• _TASK TO COMPLETE_: For the records below, work out the number of lines holding "label" and reply with only that.

** Opening INFORMATION SHOWN block **

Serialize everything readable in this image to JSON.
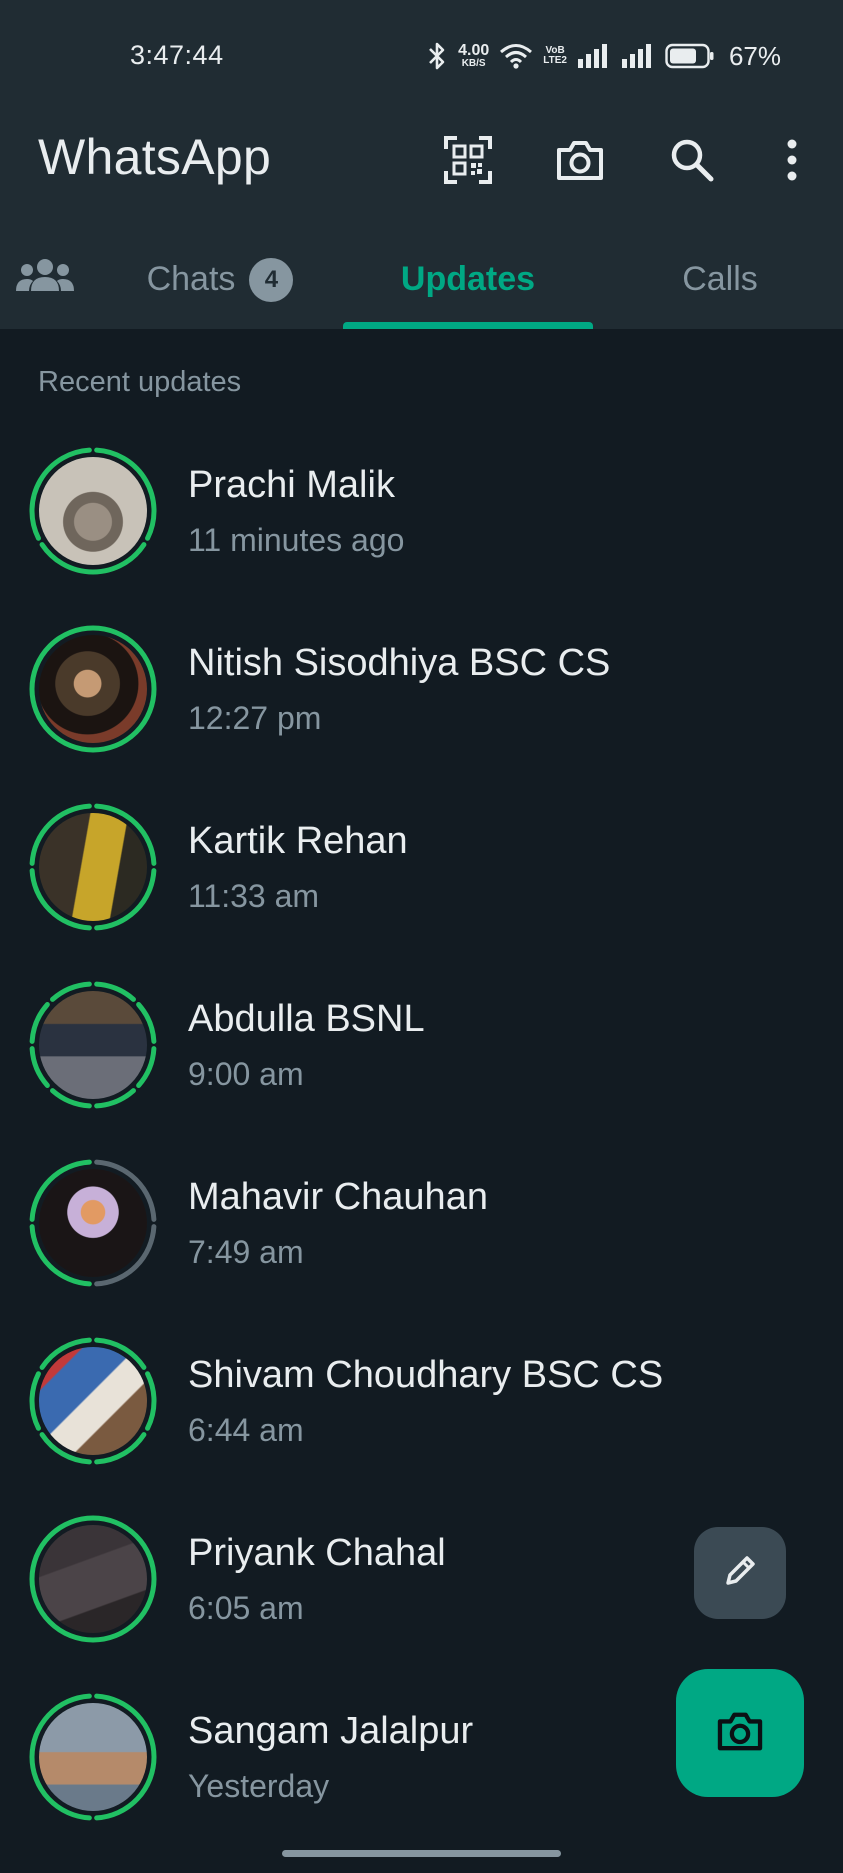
{
  "status_bar": {
    "time": "3:47:44",
    "net_speed_value": "4.00",
    "net_speed_unit": "KB/S",
    "volte_top": "VoB",
    "volte_bottom": "LTE2",
    "battery_level": "67%",
    "icons": [
      "bluetooth-icon",
      "wifi-icon",
      "signal-icon",
      "signal-icon",
      "battery-icon"
    ]
  },
  "header": {
    "title": "WhatsApp",
    "actions": [
      "qr-code-icon",
      "camera-icon",
      "search-icon",
      "more-vert-icon"
    ]
  },
  "tabs": {
    "community_icon": "community-icon",
    "chats": {
      "label": "Chats",
      "badge": "4"
    },
    "updates": {
      "label": "Updates",
      "selected": true
    },
    "calls": {
      "label": "Calls"
    }
  },
  "section": {
    "heading": "Recent updates"
  },
  "updates": [
    {
      "name": "Prachi Malik",
      "time": "11 minutes ago",
      "segments": 3,
      "viewed": 0
    },
    {
      "name": "Nitish Sisodhiya BSC CS",
      "time": "12:27 pm",
      "segments": 1,
      "viewed": 0
    },
    {
      "name": "Kartik Rehan",
      "time": "11:33 am",
      "segments": 4,
      "viewed": 0
    },
    {
      "name": "Abdulla BSNL",
      "time": "9:00 am",
      "segments": 8,
      "viewed": 0
    },
    {
      "name": "Mahavir Chauhan",
      "time": "7:49 am",
      "segments": 4,
      "viewed": 2
    },
    {
      "name": "Shivam Choudhary BSC CS",
      "time": "6:44 am",
      "segments": 6,
      "viewed": 0
    },
    {
      "name": "Priyank Chahal",
      "time": "6:05 am",
      "segments": 1,
      "viewed": 0
    },
    {
      "name": "Sangam Jalalpur",
      "time": "Yesterday",
      "segments": 2,
      "viewed": 0
    }
  ],
  "fab": {
    "pencil_icon": "pencil-icon",
    "camera_icon": "camera-icon"
  },
  "colors": {
    "accent": "#00a884",
    "unseen_ring": "#21c063",
    "seen_ring": "#5a6770",
    "header_bg": "#202c33",
    "body_bg": "#121b22",
    "secondary_text": "#8696a0"
  }
}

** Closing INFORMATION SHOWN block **

• _WRITTEN ANSWER_: 3